Everyone is enjoying the cooler days and subtle changes from summer to fall. Daylight hours are shorter and there is that hint of crispness in the morning air. There are some subtle changes going on with our lawns, too.

When temperatures begin to cool the potential for large patch (Rhizoctonia solani) disease will increase. While most turf species can be affected by large patch, it is most prevalent in St. Augustine and Centipede lawns during the spring and fall.

Large patch, also called brown patch, is characterized by brownish to gray water-soaked and irregular circular areas that are a few inches to several feet in diameter. The disease usually attacks the base of leaf sheaths where they are joined to the stolons. If the disease becomes severe and is not controlled it will eventually attack the root system killing large areas of lawn.

Excessive nitrogen fertilization, leaf wetness and heavy thatch build-up tend to make turf more susceptible to brown patch. If your lawn has a history of brown patch, be on alert and prepare to treat with an appropriate fungicide.

Control is particularly important in the fall, as the turf will not have sufficient recovery time before it goes dormant. Weakened, thin areas in the lawn now, and throughout the winter, will only lead to more problems in the spring.

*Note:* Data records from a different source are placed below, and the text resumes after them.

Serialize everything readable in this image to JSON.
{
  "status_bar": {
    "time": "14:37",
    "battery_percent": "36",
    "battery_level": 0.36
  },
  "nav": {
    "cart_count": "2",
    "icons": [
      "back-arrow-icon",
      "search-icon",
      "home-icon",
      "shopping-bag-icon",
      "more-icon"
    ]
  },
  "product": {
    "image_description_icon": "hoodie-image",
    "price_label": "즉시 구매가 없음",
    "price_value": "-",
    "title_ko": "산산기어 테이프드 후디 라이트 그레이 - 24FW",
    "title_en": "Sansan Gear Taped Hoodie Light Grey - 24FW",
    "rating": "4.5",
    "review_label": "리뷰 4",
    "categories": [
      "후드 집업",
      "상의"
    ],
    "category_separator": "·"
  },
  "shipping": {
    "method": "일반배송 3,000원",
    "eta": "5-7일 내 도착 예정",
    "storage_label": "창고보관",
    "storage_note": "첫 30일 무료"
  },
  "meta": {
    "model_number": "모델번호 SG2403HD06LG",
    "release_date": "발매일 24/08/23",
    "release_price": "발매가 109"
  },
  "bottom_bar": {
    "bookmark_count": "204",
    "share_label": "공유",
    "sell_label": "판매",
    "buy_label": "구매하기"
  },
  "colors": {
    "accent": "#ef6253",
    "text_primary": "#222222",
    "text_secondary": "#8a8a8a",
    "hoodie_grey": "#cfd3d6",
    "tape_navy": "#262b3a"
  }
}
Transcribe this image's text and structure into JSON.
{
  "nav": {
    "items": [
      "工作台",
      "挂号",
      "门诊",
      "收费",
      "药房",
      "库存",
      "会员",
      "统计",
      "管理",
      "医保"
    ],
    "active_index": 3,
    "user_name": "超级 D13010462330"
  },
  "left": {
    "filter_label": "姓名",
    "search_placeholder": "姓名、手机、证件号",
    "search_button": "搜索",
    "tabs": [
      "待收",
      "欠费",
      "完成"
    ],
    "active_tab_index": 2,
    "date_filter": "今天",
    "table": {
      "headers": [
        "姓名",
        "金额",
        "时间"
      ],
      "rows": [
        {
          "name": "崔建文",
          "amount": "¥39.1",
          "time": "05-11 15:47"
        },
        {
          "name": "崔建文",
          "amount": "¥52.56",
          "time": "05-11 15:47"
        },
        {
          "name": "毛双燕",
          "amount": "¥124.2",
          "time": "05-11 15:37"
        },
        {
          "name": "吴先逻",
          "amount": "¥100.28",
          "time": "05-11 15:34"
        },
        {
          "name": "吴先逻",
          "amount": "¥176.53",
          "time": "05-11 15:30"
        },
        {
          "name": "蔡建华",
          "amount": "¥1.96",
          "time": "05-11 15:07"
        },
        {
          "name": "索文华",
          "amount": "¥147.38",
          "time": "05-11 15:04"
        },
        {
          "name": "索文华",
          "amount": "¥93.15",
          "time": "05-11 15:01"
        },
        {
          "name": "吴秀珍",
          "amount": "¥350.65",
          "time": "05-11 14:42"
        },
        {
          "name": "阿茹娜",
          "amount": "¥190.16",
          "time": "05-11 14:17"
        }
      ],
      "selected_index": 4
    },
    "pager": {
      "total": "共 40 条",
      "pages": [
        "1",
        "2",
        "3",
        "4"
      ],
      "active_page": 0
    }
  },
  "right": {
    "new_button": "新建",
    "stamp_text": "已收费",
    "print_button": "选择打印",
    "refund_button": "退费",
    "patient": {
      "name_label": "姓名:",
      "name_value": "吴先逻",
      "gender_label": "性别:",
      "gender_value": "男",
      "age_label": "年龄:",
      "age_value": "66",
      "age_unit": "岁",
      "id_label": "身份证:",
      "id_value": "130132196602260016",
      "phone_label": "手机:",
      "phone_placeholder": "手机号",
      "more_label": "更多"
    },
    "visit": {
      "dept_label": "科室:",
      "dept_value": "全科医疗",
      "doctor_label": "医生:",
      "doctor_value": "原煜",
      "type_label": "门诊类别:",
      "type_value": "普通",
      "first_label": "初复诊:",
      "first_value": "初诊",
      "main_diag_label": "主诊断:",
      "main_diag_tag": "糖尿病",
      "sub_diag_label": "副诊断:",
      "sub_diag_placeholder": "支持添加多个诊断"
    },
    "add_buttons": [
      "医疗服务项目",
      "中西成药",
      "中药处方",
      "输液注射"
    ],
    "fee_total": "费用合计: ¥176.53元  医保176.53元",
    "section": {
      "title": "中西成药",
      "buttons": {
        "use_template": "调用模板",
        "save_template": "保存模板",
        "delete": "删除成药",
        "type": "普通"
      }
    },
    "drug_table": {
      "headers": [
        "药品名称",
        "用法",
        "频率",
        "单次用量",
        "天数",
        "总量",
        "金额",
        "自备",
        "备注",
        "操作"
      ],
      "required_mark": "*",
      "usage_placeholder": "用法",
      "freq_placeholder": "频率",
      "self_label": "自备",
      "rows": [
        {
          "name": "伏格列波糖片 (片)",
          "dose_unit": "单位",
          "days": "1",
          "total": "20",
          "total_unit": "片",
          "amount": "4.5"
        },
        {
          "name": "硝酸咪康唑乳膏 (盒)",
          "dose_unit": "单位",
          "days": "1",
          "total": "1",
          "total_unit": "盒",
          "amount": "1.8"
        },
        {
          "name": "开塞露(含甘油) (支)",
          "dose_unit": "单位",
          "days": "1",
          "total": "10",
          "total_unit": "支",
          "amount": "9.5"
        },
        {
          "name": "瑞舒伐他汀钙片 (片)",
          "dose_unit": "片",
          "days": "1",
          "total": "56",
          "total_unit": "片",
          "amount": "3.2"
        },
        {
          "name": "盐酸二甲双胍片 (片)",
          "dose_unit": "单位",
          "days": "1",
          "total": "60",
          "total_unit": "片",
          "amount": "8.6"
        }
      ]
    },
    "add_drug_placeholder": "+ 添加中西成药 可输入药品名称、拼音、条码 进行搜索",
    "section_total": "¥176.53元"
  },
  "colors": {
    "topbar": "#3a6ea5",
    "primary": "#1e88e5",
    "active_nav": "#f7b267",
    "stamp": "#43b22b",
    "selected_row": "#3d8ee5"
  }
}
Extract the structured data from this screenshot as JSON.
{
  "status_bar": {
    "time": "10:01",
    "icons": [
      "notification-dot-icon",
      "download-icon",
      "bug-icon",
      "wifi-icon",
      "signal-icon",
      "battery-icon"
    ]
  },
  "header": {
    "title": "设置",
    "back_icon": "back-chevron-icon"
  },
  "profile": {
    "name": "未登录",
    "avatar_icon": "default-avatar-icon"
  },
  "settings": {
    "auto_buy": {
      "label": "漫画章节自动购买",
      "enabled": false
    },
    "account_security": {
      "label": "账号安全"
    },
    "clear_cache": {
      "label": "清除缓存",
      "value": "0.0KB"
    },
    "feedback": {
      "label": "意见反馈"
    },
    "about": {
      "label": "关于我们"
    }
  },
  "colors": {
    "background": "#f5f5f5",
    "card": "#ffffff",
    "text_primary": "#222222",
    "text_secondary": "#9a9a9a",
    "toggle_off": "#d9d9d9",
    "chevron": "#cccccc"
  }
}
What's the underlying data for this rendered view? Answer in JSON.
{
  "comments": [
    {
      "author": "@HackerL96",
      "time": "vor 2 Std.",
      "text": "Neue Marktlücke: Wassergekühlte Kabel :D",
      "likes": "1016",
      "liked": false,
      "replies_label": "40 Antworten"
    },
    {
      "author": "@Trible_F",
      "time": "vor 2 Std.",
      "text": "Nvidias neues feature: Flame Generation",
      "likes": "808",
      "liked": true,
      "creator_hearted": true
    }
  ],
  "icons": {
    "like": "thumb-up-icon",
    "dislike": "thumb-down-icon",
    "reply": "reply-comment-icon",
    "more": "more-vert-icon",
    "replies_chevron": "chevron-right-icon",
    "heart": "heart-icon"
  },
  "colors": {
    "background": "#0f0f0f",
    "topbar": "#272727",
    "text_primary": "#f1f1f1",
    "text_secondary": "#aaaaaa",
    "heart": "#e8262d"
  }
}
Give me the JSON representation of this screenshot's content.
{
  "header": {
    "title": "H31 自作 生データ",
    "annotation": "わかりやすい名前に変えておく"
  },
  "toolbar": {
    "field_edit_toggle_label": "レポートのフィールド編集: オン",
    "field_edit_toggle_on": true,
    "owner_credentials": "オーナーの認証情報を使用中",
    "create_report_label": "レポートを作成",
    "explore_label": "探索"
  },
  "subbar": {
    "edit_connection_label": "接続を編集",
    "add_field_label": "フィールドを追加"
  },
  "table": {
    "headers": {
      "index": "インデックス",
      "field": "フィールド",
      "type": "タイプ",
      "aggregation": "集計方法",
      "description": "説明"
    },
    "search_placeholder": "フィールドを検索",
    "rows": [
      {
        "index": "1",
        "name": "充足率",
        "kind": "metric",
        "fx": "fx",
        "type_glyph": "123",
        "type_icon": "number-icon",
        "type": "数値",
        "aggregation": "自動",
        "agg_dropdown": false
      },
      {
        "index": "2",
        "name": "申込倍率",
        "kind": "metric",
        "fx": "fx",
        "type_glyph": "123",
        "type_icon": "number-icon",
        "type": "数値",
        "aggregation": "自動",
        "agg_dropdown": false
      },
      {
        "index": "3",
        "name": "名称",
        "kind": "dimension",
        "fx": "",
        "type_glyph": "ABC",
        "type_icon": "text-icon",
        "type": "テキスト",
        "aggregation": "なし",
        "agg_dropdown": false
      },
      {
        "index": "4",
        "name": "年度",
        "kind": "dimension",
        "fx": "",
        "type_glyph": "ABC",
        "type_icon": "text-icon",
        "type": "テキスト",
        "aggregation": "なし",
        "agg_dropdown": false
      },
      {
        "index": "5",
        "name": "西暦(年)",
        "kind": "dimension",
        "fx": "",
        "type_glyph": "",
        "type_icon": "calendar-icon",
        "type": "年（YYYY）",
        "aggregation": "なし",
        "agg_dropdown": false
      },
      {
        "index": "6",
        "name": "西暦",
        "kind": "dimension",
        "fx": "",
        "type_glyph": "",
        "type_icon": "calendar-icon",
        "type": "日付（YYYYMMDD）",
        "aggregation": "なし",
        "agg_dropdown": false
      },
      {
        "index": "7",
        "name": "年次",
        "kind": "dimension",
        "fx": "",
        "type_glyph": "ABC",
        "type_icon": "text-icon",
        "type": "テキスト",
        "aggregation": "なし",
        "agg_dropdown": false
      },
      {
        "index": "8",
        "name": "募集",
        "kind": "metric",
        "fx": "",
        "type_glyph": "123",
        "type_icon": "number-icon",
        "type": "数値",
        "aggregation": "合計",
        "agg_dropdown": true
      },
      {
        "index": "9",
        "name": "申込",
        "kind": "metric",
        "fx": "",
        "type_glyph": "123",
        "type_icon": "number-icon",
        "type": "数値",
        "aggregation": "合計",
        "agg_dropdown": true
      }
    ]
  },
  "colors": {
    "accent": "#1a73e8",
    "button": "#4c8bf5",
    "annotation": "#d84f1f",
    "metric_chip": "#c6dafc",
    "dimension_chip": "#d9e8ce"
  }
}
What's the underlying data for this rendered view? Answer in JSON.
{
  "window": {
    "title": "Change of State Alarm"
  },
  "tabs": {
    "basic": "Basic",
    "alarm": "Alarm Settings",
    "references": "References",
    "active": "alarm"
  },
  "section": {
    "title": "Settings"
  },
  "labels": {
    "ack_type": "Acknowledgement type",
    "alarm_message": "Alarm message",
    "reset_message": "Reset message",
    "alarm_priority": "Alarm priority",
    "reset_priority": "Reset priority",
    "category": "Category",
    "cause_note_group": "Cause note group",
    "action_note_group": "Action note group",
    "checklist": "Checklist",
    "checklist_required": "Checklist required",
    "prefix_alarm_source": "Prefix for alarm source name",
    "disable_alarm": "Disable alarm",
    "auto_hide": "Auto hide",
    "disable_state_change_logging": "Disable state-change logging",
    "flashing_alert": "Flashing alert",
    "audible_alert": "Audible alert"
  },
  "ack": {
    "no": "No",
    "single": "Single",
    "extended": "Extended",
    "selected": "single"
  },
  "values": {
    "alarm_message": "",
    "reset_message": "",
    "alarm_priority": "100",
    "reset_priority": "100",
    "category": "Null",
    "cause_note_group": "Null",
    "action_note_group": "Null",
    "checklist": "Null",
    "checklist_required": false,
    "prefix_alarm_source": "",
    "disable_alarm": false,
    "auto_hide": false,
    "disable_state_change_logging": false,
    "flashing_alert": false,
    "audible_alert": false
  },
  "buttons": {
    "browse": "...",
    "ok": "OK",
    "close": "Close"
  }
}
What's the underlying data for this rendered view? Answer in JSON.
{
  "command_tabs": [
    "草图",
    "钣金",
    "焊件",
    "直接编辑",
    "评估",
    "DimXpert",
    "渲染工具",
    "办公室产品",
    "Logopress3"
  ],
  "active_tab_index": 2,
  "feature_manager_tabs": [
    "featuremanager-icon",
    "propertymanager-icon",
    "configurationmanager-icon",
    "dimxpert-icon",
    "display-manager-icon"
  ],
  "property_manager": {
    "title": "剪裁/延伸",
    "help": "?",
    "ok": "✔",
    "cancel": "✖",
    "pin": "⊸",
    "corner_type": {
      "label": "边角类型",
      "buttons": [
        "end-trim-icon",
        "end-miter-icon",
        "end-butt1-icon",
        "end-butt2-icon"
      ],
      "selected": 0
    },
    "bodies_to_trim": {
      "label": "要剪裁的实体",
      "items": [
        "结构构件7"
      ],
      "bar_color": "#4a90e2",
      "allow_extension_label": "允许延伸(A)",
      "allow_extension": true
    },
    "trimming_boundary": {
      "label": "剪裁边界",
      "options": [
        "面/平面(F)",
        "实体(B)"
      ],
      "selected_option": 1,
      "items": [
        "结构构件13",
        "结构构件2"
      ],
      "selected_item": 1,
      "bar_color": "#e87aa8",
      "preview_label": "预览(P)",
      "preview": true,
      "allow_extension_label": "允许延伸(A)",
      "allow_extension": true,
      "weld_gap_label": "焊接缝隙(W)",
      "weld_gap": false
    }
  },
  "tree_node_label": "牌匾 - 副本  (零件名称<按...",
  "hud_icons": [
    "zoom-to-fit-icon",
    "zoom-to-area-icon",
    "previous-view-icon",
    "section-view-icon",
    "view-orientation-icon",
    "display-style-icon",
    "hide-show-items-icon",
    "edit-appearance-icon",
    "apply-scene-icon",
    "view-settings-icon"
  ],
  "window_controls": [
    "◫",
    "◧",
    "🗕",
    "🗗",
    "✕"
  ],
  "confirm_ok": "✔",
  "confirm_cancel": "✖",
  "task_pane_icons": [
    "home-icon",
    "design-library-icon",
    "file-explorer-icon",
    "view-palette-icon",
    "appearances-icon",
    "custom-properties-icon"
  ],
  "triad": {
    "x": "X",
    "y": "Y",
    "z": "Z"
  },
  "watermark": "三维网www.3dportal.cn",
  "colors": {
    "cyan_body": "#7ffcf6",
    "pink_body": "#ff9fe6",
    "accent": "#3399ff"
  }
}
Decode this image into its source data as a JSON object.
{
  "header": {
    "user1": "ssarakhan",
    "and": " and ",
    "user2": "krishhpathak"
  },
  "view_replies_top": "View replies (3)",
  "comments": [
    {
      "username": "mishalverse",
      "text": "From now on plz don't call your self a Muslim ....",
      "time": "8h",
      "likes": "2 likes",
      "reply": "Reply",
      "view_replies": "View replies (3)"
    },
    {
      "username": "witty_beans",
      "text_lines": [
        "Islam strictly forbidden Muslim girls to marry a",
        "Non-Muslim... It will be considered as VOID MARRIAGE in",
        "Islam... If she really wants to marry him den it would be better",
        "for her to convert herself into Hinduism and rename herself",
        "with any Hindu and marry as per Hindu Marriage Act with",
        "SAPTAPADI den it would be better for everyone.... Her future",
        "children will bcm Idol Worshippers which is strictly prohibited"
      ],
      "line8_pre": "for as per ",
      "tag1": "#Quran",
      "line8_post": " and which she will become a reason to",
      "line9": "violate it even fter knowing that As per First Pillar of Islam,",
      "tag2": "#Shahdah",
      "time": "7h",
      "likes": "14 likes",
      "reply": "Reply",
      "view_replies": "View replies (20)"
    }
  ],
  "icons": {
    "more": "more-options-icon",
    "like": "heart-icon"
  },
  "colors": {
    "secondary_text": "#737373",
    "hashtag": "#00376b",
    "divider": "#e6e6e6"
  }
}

Rebecca Bates is an MSU Extension-Lincoln County agent, and can be reached at 601-835-3460 or by e-mail at rebecca.bates@msstate.edu.